TASK GOAL
Gather the lines from the material that contain "views".

PROVIDED DATA
-.-.-

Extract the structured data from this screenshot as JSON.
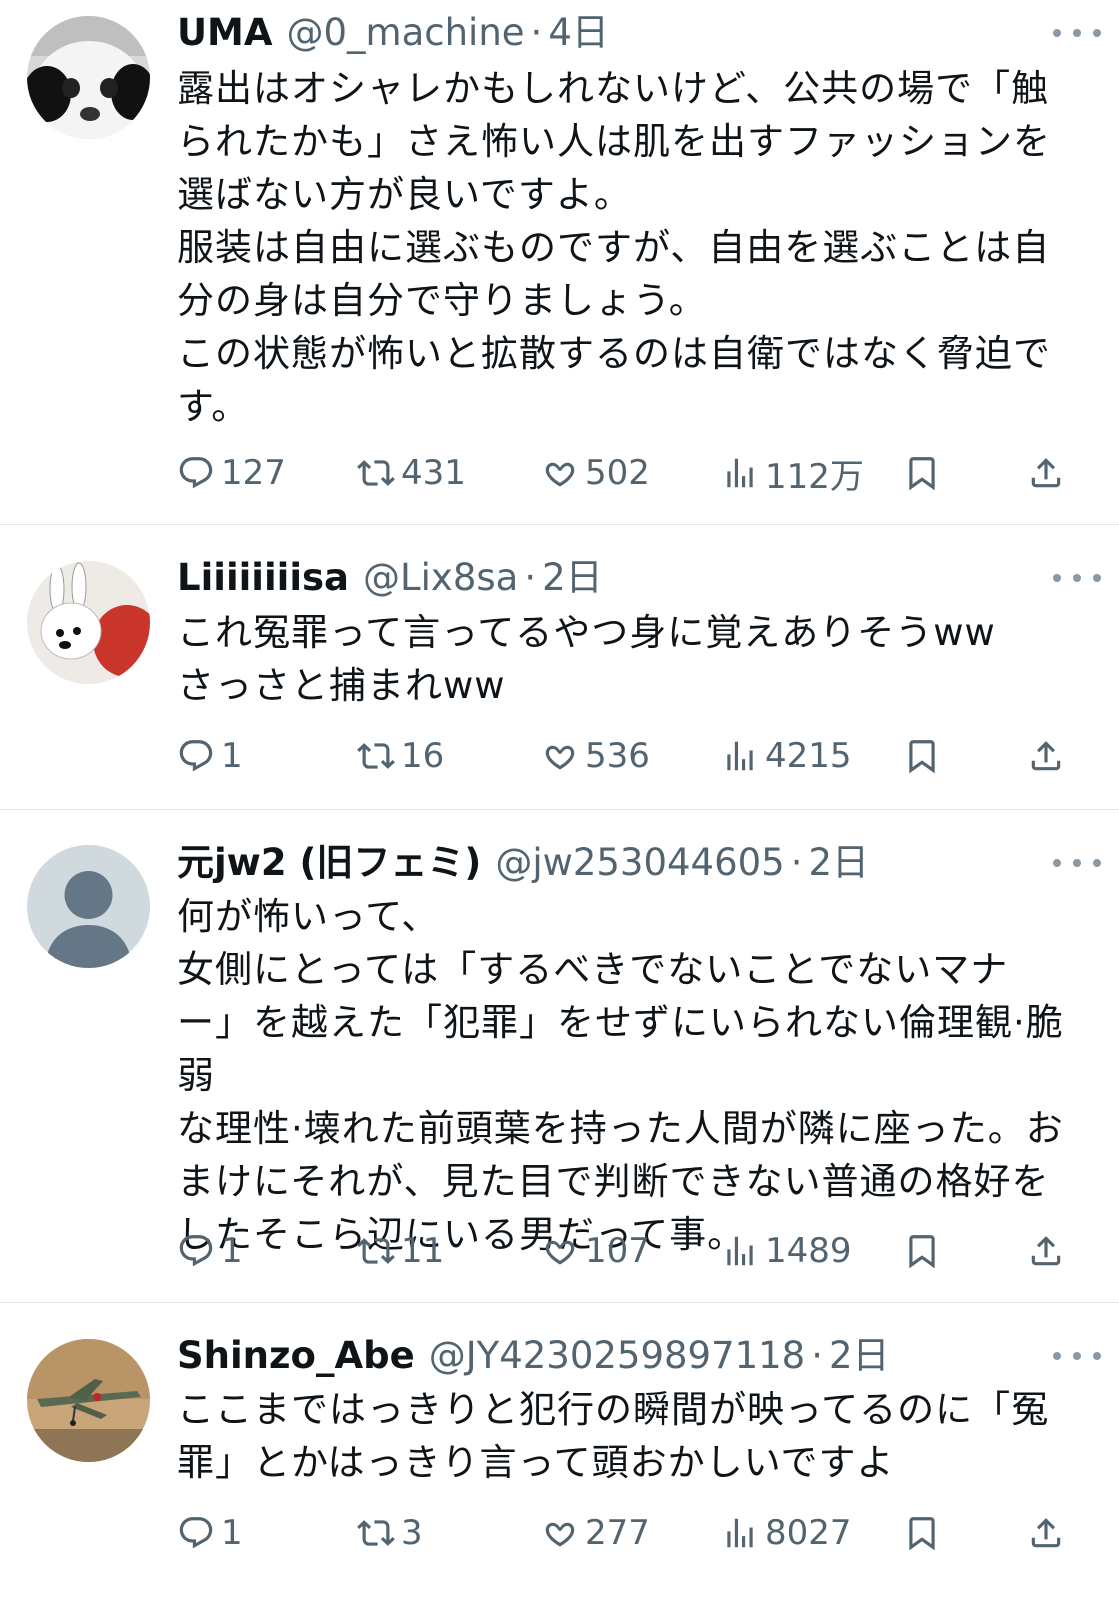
{
  "tweets": [
    {
      "name": "UMA",
      "handle": "@0_machine",
      "separator": "·",
      "time": "4日",
      "body": "露出はオシャレかもしれないけど、公共の場で「触\nられたかも」さえ怖い人は肌を出すファッションを\n選ばない方が良いですよ。\n服装は自由に選ぶものですが、自由を選ぶことは自\n分の身は自分で守りましょう。\nこの状態が怖いと拡散するのは自衛ではなく脅迫で\nす。",
      "replies": "127",
      "retweets": "431",
      "likes": "502",
      "views": "112万",
      "avatar": "panda-plush"
    },
    {
      "name": "Liiiiiiiisa",
      "handle": "@Lix8sa",
      "separator": "·",
      "time": "2日",
      "body": "これ冤罪って言ってるやつ身に覚えありそうww\nさっさと捕まれww",
      "replies": "1",
      "retweets": "16",
      "likes": "536",
      "views": "4215",
      "avatar": "white-rabbit"
    },
    {
      "name": "元jw2 (旧フェミ)",
      "handle": "@jw253044605",
      "separator": "·",
      "time": "2日",
      "body": "何が怖いって、\n女側にとっては「するべきでないことでないマナ\nー」を越えた「犯罪」をせずにいられない倫理観·脆弱\nな理性·壊れた前頭葉を持った人間が隣に座った。お\nまけにそれが、見た目で判断できない普通の格好を\nしたそこら辺にいる男だって事。",
      "replies": "1",
      "retweets": "11",
      "likes": "107",
      "views": "1489",
      "avatar": "default-person"
    },
    {
      "name": "Shinzo_Abe",
      "handle": "@JY4230259897118",
      "separator": "·",
      "time": "2日",
      "body": "ここまではっきりと犯行の瞬間が映ってるのに「冤\n罪」とかはっきり言って頭おかしいですよ",
      "replies": "1",
      "retweets": "3",
      "likes": "277",
      "views": "8027",
      "avatar": "vintage-airplane"
    }
  ],
  "icons": {
    "reply": "reply-icon",
    "retweet": "retweet-icon",
    "like": "heart-icon",
    "views": "views-icon",
    "bookmark": "bookmark-icon",
    "share": "share-icon",
    "more": "more-icon"
  },
  "colors": {
    "text": "#0f1419",
    "secondary": "#536471",
    "divider": "#e5e7ea"
  }
}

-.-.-

EXERCISE SOLUTION
      "views": "112万",
      "views": "4215",
      "views": "1489",
      "views": "8027",
    "views": "views-icon",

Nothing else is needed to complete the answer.